Al Sharpton

Sharpton is a controversial minister, civil rights activist, radio host, TV talking head, political fundraiser, perpetual candidate for office, and style icon.

Sharpton was a child superstar in his Brownsville neighborhood: He started preaching at age four and was an ordained Pentecostal minister by the time he'd turned 10. In 1971, at 14, he was appointed by Jesse Jackson as youth director of Jackson's Operation Breadbasket project; Sharpton formed his own youth organization, the National Youth Movement, a few years later. He became a media fixture in the 1980s and emerged as one of the city's most outspoken political activists. He regularly led protests over police brutality and infamously supported Tawana Brawley, a teenager who (falsely) accused the police of abducting and raping her. In 1991, Sharpton founded the National Action Network to institutionalize his political/civil rights work. (He remains head of the group.) A year later, he tried his hand at running for office, finishing third in the Democratic primary for U.S. Senate. He mounted a second Senate campaign in 1994, failing to unseat Daniel Patrick Moynihan. In 1997, he aimed a bit lower, fielding a surprisingly strong (but still losing) candidacy for mayor, and in 2004 he made a brief but colorful run for the Democratic nomination for president.
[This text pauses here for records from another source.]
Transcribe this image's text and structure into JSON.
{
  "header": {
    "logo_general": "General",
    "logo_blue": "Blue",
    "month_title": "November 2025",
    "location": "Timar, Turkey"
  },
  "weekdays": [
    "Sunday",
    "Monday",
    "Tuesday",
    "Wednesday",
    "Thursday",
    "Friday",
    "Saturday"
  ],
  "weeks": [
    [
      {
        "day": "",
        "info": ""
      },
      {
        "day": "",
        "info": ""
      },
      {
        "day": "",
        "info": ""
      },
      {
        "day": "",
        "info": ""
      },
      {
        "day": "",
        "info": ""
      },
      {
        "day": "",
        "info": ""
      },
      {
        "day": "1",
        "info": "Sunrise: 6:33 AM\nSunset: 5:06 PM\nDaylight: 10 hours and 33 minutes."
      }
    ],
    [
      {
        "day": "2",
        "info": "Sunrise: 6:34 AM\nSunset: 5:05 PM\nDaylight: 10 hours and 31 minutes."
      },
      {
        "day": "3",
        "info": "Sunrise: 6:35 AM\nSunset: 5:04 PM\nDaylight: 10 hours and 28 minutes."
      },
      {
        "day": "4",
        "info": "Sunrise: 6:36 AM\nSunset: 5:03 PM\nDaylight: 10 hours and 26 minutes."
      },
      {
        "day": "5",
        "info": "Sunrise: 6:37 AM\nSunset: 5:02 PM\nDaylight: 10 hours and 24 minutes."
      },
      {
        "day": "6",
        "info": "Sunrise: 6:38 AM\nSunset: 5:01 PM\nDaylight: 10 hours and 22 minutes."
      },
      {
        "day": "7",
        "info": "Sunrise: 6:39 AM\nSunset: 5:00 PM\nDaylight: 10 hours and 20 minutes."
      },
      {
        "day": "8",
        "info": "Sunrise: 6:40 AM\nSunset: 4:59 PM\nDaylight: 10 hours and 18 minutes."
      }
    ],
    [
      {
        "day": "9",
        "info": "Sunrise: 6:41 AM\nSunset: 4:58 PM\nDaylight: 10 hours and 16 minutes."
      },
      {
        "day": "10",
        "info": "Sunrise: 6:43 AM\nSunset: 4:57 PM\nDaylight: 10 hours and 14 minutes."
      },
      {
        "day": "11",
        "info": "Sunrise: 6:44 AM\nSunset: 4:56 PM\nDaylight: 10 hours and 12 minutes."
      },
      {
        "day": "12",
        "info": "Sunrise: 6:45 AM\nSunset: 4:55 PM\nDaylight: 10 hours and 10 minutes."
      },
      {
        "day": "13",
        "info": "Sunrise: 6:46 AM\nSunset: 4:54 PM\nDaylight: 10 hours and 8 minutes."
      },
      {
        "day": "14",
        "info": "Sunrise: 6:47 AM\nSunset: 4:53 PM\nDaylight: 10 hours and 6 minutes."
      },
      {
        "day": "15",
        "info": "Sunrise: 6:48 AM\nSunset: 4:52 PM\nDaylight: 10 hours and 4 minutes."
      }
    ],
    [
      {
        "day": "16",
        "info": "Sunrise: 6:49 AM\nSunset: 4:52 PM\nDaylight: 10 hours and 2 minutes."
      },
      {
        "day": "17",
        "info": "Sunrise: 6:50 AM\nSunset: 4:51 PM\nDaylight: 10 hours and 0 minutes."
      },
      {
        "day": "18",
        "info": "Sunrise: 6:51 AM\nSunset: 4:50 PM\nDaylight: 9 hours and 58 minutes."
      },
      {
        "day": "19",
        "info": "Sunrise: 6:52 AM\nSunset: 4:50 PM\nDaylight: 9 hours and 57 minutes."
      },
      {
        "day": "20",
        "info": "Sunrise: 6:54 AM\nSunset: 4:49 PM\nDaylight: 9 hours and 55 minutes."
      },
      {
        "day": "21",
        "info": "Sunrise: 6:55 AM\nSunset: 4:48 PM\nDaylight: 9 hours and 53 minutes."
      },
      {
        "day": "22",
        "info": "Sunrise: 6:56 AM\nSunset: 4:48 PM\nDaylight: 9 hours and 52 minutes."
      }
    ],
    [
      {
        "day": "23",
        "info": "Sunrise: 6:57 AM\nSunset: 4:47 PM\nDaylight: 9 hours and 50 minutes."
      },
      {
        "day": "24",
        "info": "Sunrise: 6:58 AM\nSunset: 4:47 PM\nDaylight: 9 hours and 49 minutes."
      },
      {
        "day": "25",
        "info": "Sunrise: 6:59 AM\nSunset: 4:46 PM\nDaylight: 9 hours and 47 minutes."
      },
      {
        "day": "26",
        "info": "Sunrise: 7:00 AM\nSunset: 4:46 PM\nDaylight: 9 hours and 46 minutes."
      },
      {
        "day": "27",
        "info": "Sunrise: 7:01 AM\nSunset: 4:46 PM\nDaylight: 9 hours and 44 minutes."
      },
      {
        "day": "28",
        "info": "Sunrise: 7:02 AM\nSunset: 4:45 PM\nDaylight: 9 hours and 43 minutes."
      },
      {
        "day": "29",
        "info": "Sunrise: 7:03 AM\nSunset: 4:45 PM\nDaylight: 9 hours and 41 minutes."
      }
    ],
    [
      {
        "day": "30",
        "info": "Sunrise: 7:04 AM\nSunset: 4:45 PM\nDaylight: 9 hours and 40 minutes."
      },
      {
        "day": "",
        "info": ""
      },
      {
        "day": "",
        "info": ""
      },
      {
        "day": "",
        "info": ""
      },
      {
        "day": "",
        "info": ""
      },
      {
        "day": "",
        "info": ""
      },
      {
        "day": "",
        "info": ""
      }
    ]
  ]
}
Sharpton continues to insert himself into just about every race-related controversy in town, and his incendiary approach has lead to many critiques from his detractors. Sharpton was successfully sued for slander by the defendants in the Tawana Brawley case, which was thrown out and revealed to have been totally fabricated. In 1989, he was indicted on 67 counts of tax fraud related to the National Youth Movement; he was later acquitted but eventually pled guilty to a misdemeanor charge of failing to file a New York State income tax return. In 1991, he was accused of inciting riots when he led a protest in Crown Heights after a motorcade carrying the Lubavitcher Rebbe ran over a young boy. He continues to protest, and was outspoken over the death of Sean Bell in Queens, and campaigned against sportscaster Don Imus' sexist and racist comments that got him removed from air.

Sharpton is divorced from Kathy Lee Jordan, a former backup dancer for James Brown (for whom Sharpton served as tour manager in the early 70's); the couple separated in 2004 after Sharpton's presidential run. They have two daughters, Dominique and Ashley. As of 2012, Sharpton has reportedly lost over 100 pounds, and credits a strict diet and work-out regimen with his astounding weight loss.

Al Sharpton